x Abu Dhabi, UAESaturday 20 January 2018

Victims of Dubai Dh6 million property scam fear jail if they default

No arrest has been made in connection with Dubai's subletting scam, but police say they have pinpointed countries where suspect Haitham Al Kouatly might be.

Yusuf Pingar is one of the many landlords who has lost a lot of money to Haitham Al Kouatly.
Yusuf Pingar is one of the many landlords who has lost a lot of money to Haitham Al Kouatly.

DUBAI // Police worldwide were on alert yesterday to arrest the fugitive behind a Dh6 million apartment subletting scam in Dubai.

Interpol issued a Red Notice against Haitham Al Kouatly, the Saudi owner of Shamyana Entertainment Services who fled the country after fleecing hundreds of tenants and landlords.

“We have pinpointed some countries where he might be and we are coordinating with many countries, including some Arab countries,” said Brig Khalil Al Mansouri, head of CID at Dubai Police.

“No arrest has been made so far, but with the Red Notice alert he will be tracked around the world and hopefully he will soon be arrested.”

A Red Notice requests the arrest of a wanted person with a view to extradition, and is the closest thing to an international arrest warrant.

Al Kouatly, 34, who used the nickname Sam, spoke English with an American accent and Lebanese-accented Arabic when renting hundreds of flats and subletting them by pretending to be the owner. He absconded last month with a year’s rent from at least 130 tenants.

The scam artist also duped about 200 property owners, who now fear being on the wrong side of the law if they miss mortgage payments because of the fraud.

“We are in deep trouble,” said Yusuf Pingar, who renewed Al Kouatly’s lease on an apartment in The Greens last month for Dh85,000. The first quarterly rent cheque has bounced.

“We have to pay our mortgages, we’re not millionaires,” said Mr Pingar, director of an advertising agency. “If we miss a payment, there will be fines, penalties, maybe jail. How is a salaried person like me supposed to sustain myself?”

Mr Pingar said he hoped the Interpol Red Notice would lead to the quick capture of Al Kouatly, but cautioned: “His being caught and the money being recovered are two separate issues.”

Another landlord, Omer Ghani, rented an apartment to Al Kouatly for the past four years and renewed the lease for Dh72,000 in July.

Last month, Al Kouatly asked him to delay cashing the rent until August 31 “as a one-time favour”. When that cheque bounced, Mr Ghani went to the offices of Shamyana Entertainment to demand an explanation.

“The place was full of people and they were asking, ‘Are you a tenant or a landlord?’ I said: ‘Sam lives in my apartment’. Another lady standing near me said: ‘He lives in my apartment, too’.
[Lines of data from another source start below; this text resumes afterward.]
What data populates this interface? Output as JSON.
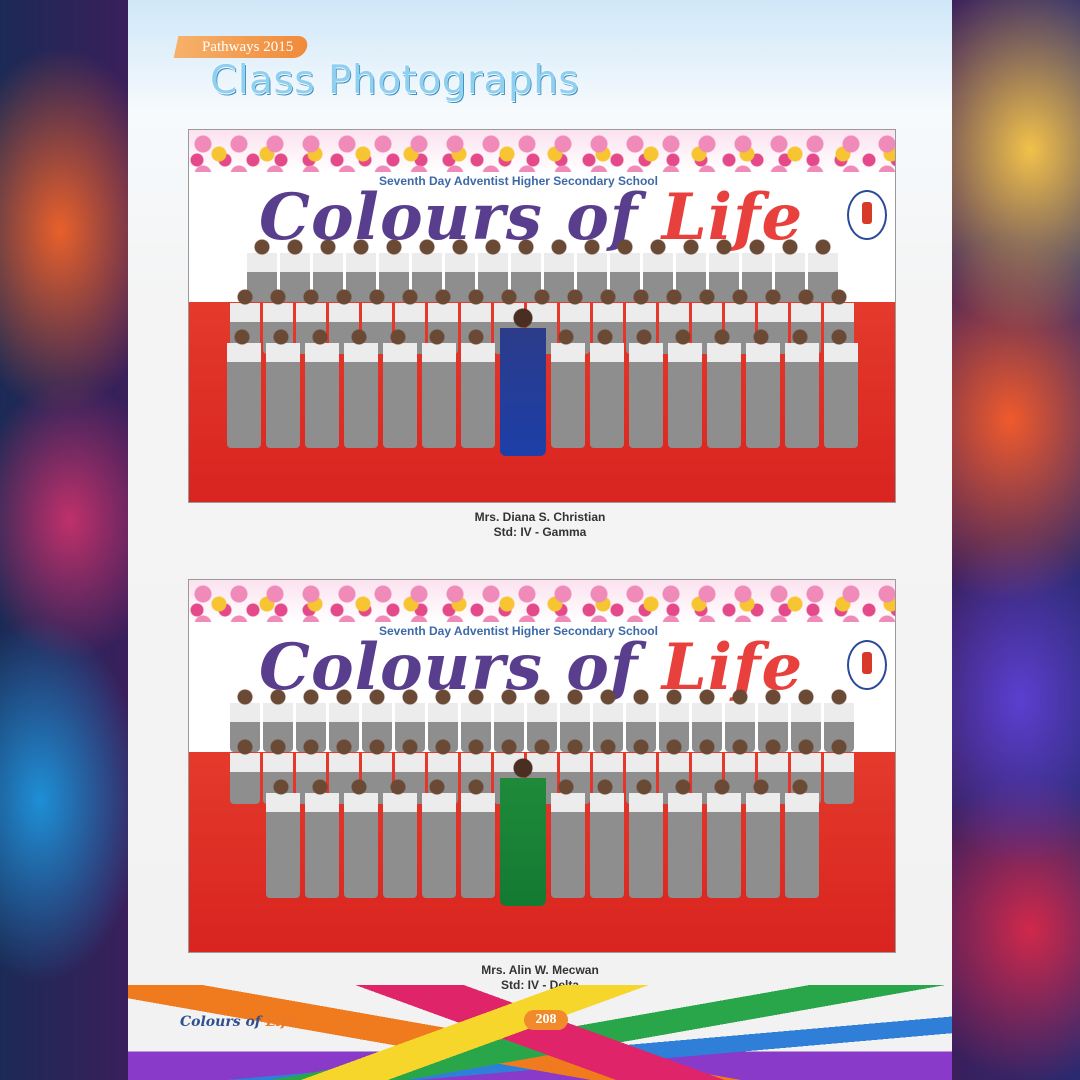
{
  "header": {
    "series": "Pathways 2015",
    "title": "Class Photographs"
  },
  "photos": [
    {
      "school": "Seventh Day Adventist Higher Secondary School",
      "backdrop_word_a": "Colours of",
      "backdrop_word_b": "Life",
      "teacher": "Mrs. Diana S. Christian",
      "class": "Std: IV - Gamma",
      "teacher_outfit_color": "#1c3fa8"
    },
    {
      "school": "Seventh Day Adventist Higher Secondary School",
      "backdrop_word_a": "Colours of",
      "backdrop_word_b": "Life",
      "teacher": "Mrs. Alin W. Mecwan",
      "class": "Std: IV - Delta",
      "teacher_outfit_color": "#127a32"
    }
  ],
  "footer": {
    "brand_a": "Colours of",
    "brand_b": "Life",
    "page_number": "208"
  },
  "colors": {
    "accent_orange": "#f08a2a",
    "title_blue": "#8fd0f0",
    "stage_red": "#d9241f"
  }
}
“At that moment I felt the floor move under my feet. I sat down for five minutes.”Mr Ghani, who runs a start-up marketing business, does not have ready cash.

“Banks here are hard,” he said. “If you miss a couple of payments they can throw you in jail.”

He understands and feels compassion for the many tenants who now face eviction from their homes, “but there is pain on our side as well. I did my due diligence as a landlord: I checked his job, his trade licence, his original passport, and I personally gave him the keys at the home.

“Now I’m very nervous because if the municipal rent committee rules that the tenant, who I have not rented the apartment to, can stay, then I’m dead. I fund my mortgage through the rent I get. How can I come up with the extra amount?”

Dubai Municipality’s Rent Committee, the final authority on tenancy disputes, will begin hearing cases against Al Kouatly this month. The emirate’s property regulator, the Real Estate Regulatory Agency, is also investigating cases along with Dubai Economic Department.